Greetings! To address your question, a sushi chef is a chef and not a
part of the waitperson staff in a restaurant. In most cases, the chef
is a member of the tip pool by some percentage and being a sushi chef
is a respected and honorable position in a restaurant. To tip your
sushi chef extra is akin to tipping a bartender extra for a fine drink
even though the drink was served at your table by a waitress.
Rist, I discovered in her "Eating Sushi in Japan" article, About.com's
Shizuko Mishima offers these as three of her tips under the heading
"What to do at Sushi Restaurants":
"It's nice to ask the sushi chef for his/her recommendation of the
...Try not to ask the sushi chef to bring you things - like a drink or
your bill...It's nice to offer to buy your sushi chef a drink if
he/she is doing a good job."
The latter seems to infer that doing extra for your sushi chef is an
honorable gesture and, in the grand scheme of things, it is certainly
a great way to be remembered by the chef when you make future visits
to perhaps get some of the better pieces of sushi.
Then I dscovered an article which states tips are divided among the
wautpersons and chef (I've included a medium portion of the article as
it gave some phrases to use as well):
"Even for experienced eaters, common practice is to ask the chef for
recommendations. This demonstrates respect for the chef, and he will
thusly give you the best pieces. At the bar, it is best to place many
small orders continuously rather than one large order at the
beginning. This will ensure continued interaction with the chef. And
it is never bad to throw in a few Japanese phrases:
Konichiwa (koh NEECH ee wah) How are you?
Dozo (DOH zoh) - Please
Domo (DOH moh) - Thank you
Domo arigato (ah ri GAH toh) - Thank you very much
The only thing you should ever order from the chef is sushi and
sashimi. For everything else (your beverage, the check, etc.), ask the
waiter. And try to leave around a 20% tip, as it gets divided among
Therefore, tipping the chef extra would be a sign of great respect, a
way to honor the chef's skill and knowledge and a way to get the best
sushi. The size of the extra tip to the chef appears to be up to the
patron. It is interesting to note that I read on a couple of sites
that tipping at restaurants is seldom seen in Japan.
Then there's this from Guerrilla Sushi Tactics at FatGuy.com (I
thoroughly enjoyed this article):
"Seventh, if you've decided that this sushi chef is someone you want
to work with and learn from (this is just like choosing a
psychoanalyst), ask the sushi chef his name, tell him yours (or
earnestly present a business card with both hands), and give him
twenty bucks (unless he's the owner, in which case no tip is
necessary). Go back soon to reinforce his memory of you, but this time
allow him to choose all your fish (the procedure known as "omakase")."
I hope this information proves to be of assistance.
SEARCH TERMS and LINKS:

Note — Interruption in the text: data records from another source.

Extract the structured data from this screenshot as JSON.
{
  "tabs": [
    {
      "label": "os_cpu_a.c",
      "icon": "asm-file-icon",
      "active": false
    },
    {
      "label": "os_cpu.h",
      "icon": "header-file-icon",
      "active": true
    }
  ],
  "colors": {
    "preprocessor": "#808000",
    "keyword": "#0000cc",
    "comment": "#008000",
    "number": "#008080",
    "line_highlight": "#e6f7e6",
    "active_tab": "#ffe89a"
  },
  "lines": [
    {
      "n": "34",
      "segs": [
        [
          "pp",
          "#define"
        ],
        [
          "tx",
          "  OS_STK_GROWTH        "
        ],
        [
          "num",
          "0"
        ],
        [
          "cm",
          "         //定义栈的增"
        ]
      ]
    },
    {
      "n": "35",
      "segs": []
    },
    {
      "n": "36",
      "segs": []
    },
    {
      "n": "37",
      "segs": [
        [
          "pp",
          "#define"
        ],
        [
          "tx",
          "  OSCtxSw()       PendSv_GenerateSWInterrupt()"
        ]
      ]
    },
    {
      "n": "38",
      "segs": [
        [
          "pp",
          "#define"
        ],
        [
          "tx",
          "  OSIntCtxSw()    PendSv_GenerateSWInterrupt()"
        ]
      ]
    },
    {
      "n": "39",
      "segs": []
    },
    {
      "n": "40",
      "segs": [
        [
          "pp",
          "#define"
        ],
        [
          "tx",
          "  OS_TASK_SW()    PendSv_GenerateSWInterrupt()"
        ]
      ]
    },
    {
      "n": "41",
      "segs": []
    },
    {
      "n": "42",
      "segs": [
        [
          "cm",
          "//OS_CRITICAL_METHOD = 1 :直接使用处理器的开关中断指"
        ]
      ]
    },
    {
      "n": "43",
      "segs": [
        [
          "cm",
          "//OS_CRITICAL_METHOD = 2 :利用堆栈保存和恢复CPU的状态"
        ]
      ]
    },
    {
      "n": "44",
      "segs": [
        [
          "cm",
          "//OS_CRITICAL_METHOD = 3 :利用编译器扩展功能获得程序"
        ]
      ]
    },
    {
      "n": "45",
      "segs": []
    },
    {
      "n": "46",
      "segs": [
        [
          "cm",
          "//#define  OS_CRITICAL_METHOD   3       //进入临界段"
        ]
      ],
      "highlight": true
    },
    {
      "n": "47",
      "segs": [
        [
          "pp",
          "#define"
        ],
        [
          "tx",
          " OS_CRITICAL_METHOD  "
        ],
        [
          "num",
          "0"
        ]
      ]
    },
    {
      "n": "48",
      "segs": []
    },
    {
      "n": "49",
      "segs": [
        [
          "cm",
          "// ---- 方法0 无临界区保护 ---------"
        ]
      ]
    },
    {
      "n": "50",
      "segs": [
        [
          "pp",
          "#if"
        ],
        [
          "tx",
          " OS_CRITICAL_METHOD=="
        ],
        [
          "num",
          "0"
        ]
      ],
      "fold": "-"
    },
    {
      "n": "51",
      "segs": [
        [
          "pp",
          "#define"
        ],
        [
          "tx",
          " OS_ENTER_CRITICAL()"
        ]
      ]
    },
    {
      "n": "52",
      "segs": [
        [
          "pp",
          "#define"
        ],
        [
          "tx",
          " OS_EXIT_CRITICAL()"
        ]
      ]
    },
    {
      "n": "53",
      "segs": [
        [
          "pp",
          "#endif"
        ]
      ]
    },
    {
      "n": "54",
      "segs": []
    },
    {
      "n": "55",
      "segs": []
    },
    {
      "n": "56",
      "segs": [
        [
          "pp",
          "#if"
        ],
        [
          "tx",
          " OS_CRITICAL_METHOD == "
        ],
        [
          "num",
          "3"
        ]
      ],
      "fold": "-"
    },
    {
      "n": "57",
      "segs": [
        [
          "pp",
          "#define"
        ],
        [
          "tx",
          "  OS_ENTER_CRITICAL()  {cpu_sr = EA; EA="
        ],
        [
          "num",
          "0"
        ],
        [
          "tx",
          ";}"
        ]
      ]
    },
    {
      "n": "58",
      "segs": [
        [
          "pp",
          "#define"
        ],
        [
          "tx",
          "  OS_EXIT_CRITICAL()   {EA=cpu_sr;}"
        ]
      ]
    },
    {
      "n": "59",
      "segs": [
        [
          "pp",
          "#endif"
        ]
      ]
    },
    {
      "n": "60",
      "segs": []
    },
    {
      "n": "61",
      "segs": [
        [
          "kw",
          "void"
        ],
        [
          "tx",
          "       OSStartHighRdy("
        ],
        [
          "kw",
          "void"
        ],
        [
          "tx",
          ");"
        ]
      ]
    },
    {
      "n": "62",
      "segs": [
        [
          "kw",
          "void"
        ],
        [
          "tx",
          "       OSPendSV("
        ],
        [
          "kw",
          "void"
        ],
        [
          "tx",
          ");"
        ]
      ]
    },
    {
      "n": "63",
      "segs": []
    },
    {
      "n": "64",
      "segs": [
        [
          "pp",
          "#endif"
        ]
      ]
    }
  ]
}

restaurant manners japanese [Google search]
Japanese Sushi and manners in a sushi restaurant
restaurant manners japanese sushi chef [Google search]
SoYouWanna enjoy sushi, pt IV
tip sushi chef [Google search]
Fat-Guy.com "Guerrilla Sushi Tactics"